Source records:
* * *
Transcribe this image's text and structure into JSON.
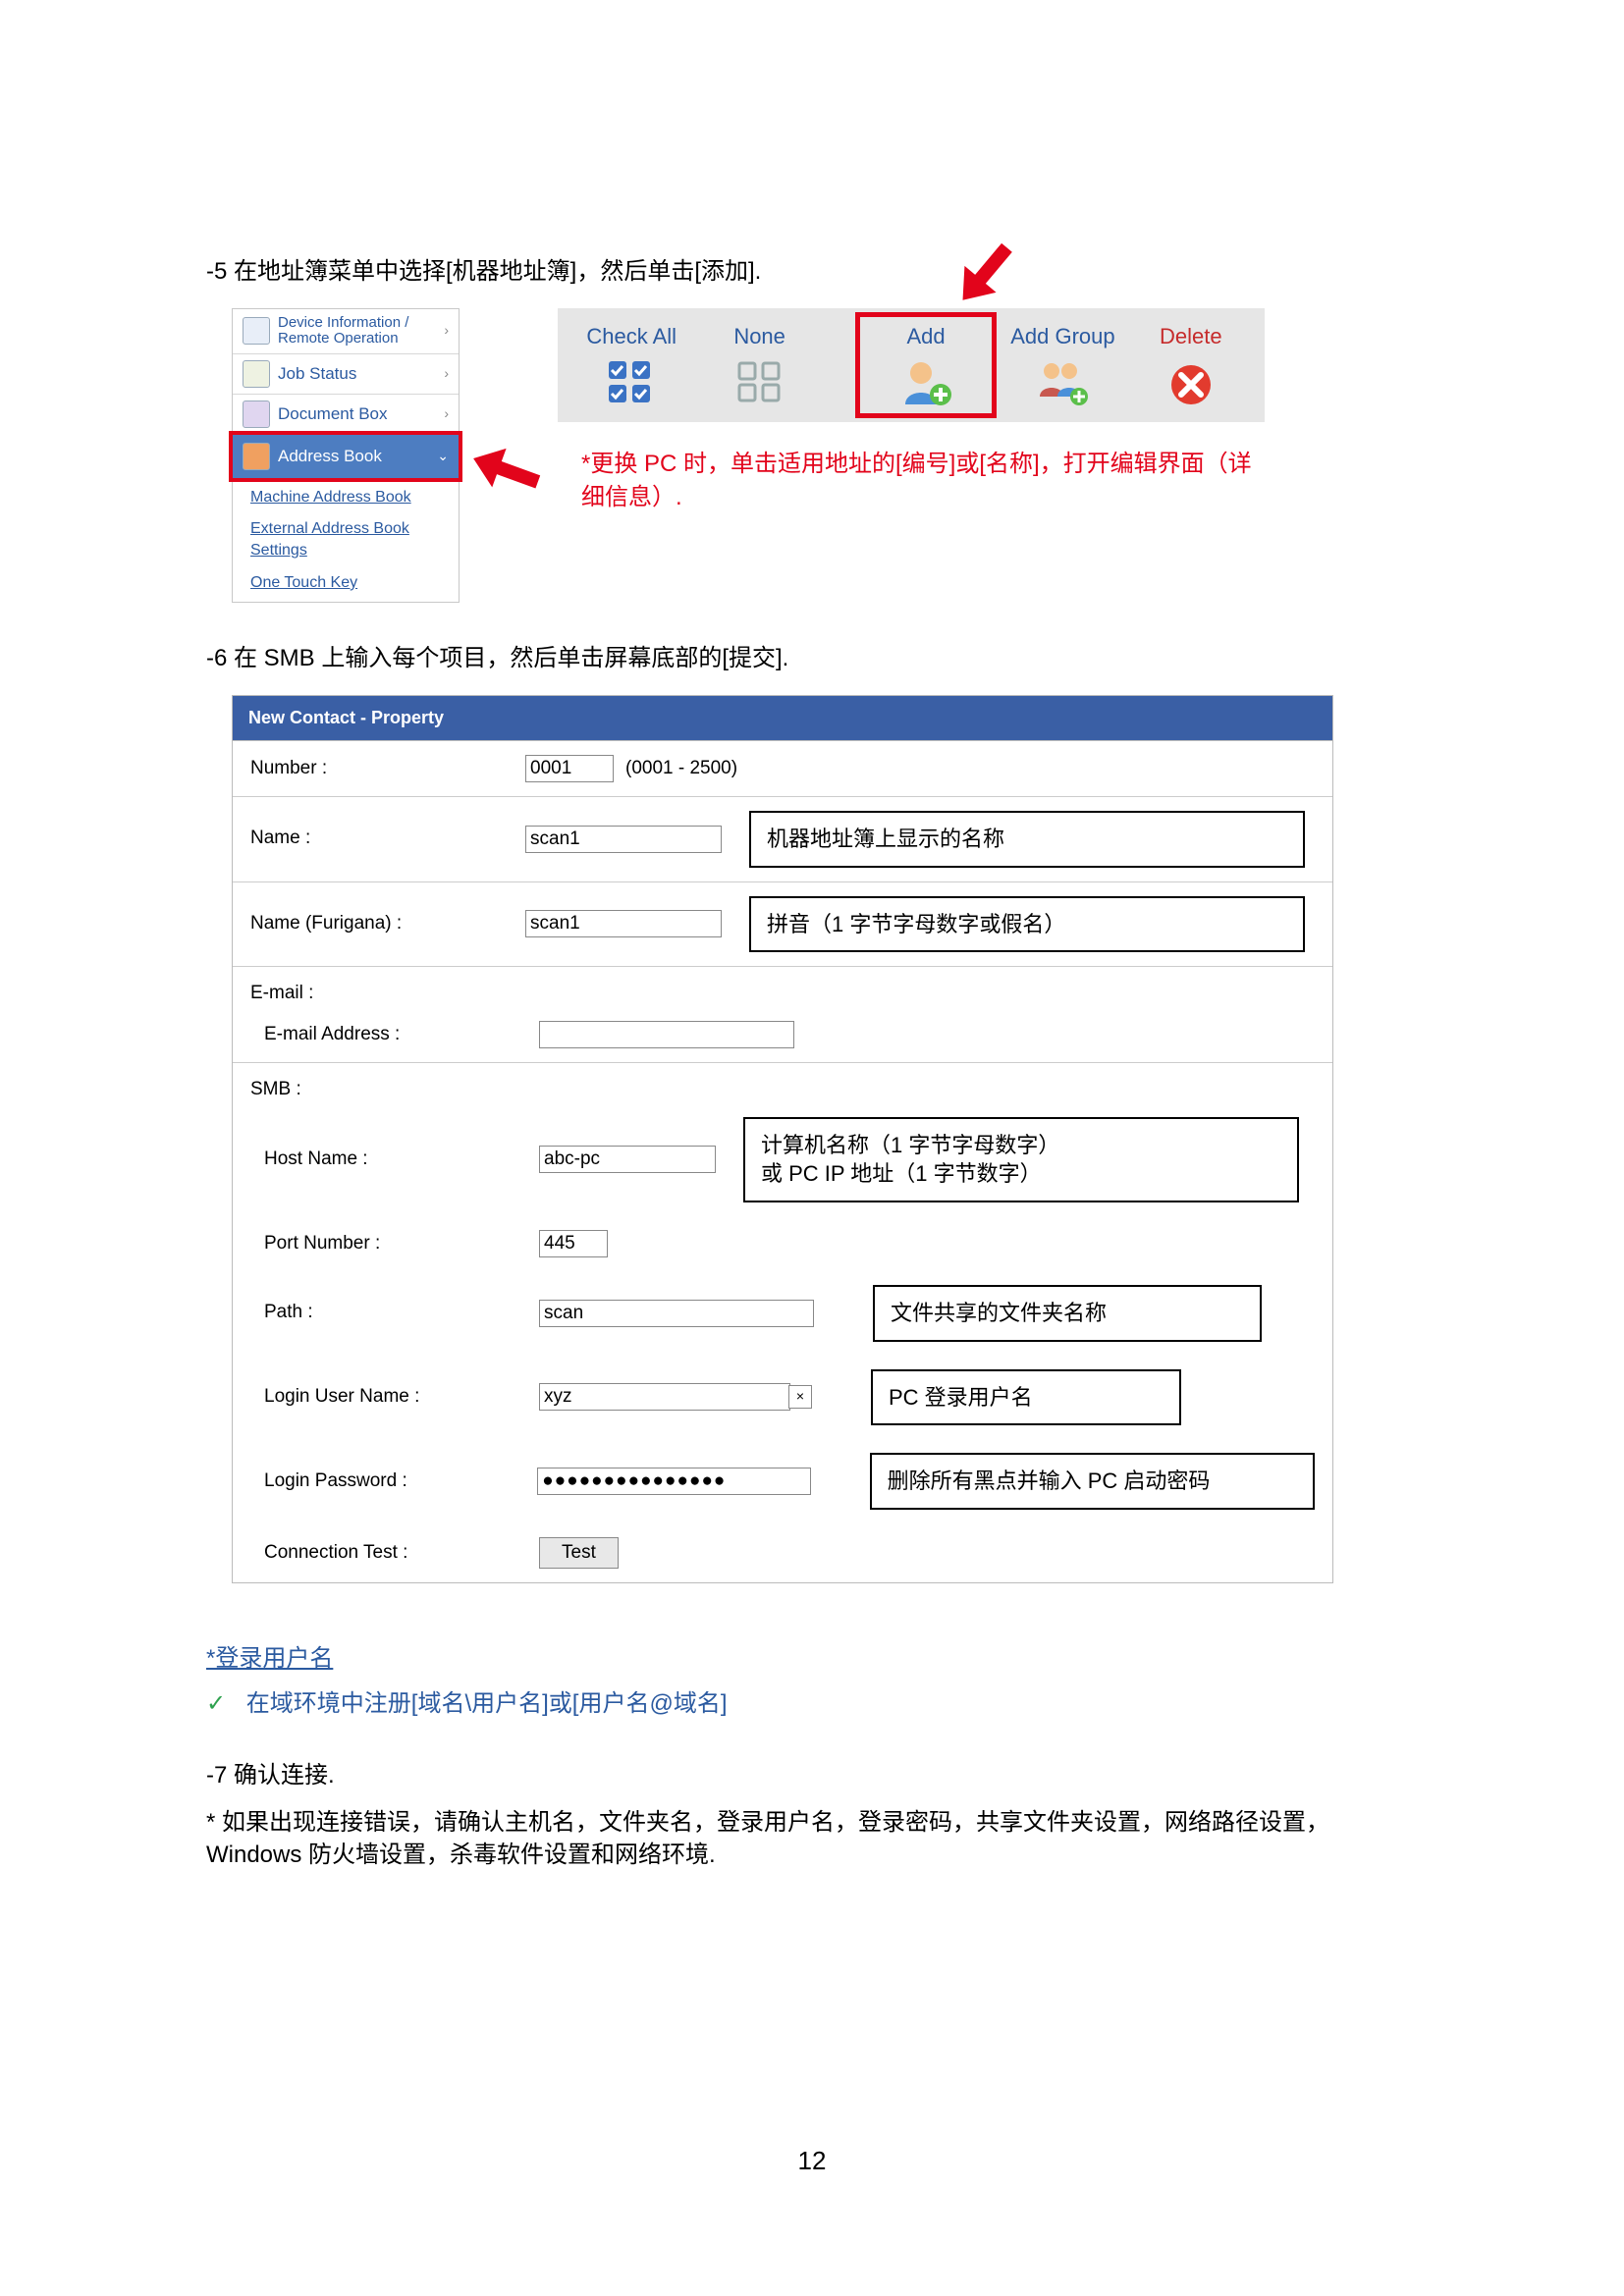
{
  "steps": {
    "s5": "-5 在地址簿菜单中选择[机器地址簿]，然后单击[添加].",
    "s5_note": "*更换 PC 时，单击适用地址的[编号]或[名称]，打开编辑界面（详细信息）.",
    "s6": "-6 在 SMB 上输入每个项目，然后单击屏幕底部的[提交].",
    "s7_head": "-7   确认连接.",
    "s7_body": "* 如果出现连接错误，请确认主机名，文件夹名，登录用户名，登录密码，共享文件夹设置，网络路径设置，Windows 防火墙设置，杀毒软件设置和网络环境."
  },
  "sidebar": {
    "items": [
      {
        "label": "Device Information / Remote Operation"
      },
      {
        "label": "Job Status"
      },
      {
        "label": "Document Box"
      },
      {
        "label": "Address Book"
      }
    ],
    "subs": [
      "Machine Address Book",
      "External Address Book Settings",
      "One Touch Key"
    ]
  },
  "toolbar": {
    "checkall": "Check All",
    "none": "None",
    "add": "Add",
    "addgroup": "Add Group",
    "delete": "Delete"
  },
  "prop": {
    "header": "New Contact - Property",
    "number_label": "Number :",
    "number_value": "0001",
    "number_range": "(0001 - 2500)",
    "name_label": "Name :",
    "name_value": "scan1",
    "name_annot": "机器地址簿上显示的名称",
    "furi_label": "Name (Furigana) :",
    "furi_value": "scan1",
    "furi_annot": "拼音（1 字节字母数字或假名）",
    "email_label": "E-mail :",
    "emailaddr_label": "E-mail Address :",
    "emailaddr_value": "",
    "smb_label": "SMB :",
    "host_label": "Host Name :",
    "host_value": "abc-pc",
    "host_annot": "计算机名称（1 字节字母数字）\n或 PC IP 地址（1 字节数字）",
    "port_label": "Port Number :",
    "port_value": "445",
    "path_label": "Path :",
    "path_value": "scan",
    "path_annot": "文件共享的文件夹名称",
    "user_label": "Login User Name :",
    "user_value": "xyz",
    "user_annot": "PC 登录用户名",
    "pass_label": "Login Password :",
    "pass_value": "●●●●●●●●●●●●●●●",
    "pass_annot": "删除所有黑点并输入 PC 启动密码",
    "test_label": "Connection Test :",
    "test_btn": "Test"
  },
  "notes": {
    "login_title": "*登录用户名",
    "login_body": "在域环境中注册[域名\\用户名]或[用户名@域名]"
  },
  "page_number": "12"
}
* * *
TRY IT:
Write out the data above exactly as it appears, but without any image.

SOLUTION TO THE EXERCISE:
Transcribe this image's text and structure into JSON.
{
  "steps": {
    "s5": "-5 在地址簿菜单中选择[机器地址簿]，然后单击[添加].",
    "s5_note": "*更换 PC 时，单击适用地址的[编号]或[名称]，打开编辑界面（详细信息）.",
    "s6": "-6 在 SMB 上输入每个项目，然后单击屏幕底部的[提交].",
    "s7_head": "-7   确认连接.",
    "s7_body": "* 如果出现连接错误，请确认主机名，文件夹名，登录用户名，登录密码，共享文件夹设置，网络路径设置，Windows 防火墙设置，杀毒软件设置和网络环境."
  },
  "sidebar": {
    "items": [
      {
        "label": "Device Information / Remote Operation"
      },
      {
        "label": "Job Status"
      },
      {
        "label": "Document Box"
      },
      {
        "label": "Address Book"
      }
    ],
    "subs": [
      "Machine Address Book",
      "External Address Book Settings",
      "One Touch Key"
    ]
  },
  "toolbar": {
    "checkall": "Check All",
    "none": "None",
    "add": "Add",
    "addgroup": "Add Group",
    "delete": "Delete"
  },
  "prop": {
    "header": "New Contact - Property",
    "number_label": "Number :",
    "number_value": "0001",
    "number_range": "(0001 - 2500)",
    "name_label": "Name :",
    "name_value": "scan1",
    "name_annot": "机器地址簿上显示的名称",
    "furi_label": "Name (Furigana) :",
    "furi_value": "scan1",
    "furi_annot": "拼音（1 字节字母数字或假名）",
    "email_label": "E-mail :",
    "emailaddr_label": "E-mail Address :",
    "emailaddr_value": "",
    "smb_label": "SMB :",
    "host_label": "Host Name :",
    "host_value": "abc-pc",
    "host_annot": "计算机名称（1 字节字母数字）\n或 PC IP 地址（1 字节数字）",
    "port_label": "Port Number :",
    "port_value": "445",
    "path_label": "Path :",
    "path_value": "scan",
    "path_annot": "文件共享的文件夹名称",
    "user_label": "Login User Name :",
    "user_value": "xyz",
    "user_annot": "PC 登录用户名",
    "pass_label": "Login Password :",
    "pass_value": "●●●●●●●●●●●●●●●",
    "pass_annot": "删除所有黑点并输入 PC 启动密码",
    "test_label": "Connection Test :",
    "test_btn": "Test"
  },
  "notes": {
    "login_title": "*登录用户名",
    "login_body": "在域环境中注册[域名\\用户名]或[用户名@域名]"
  },
  "page_number": "12"
}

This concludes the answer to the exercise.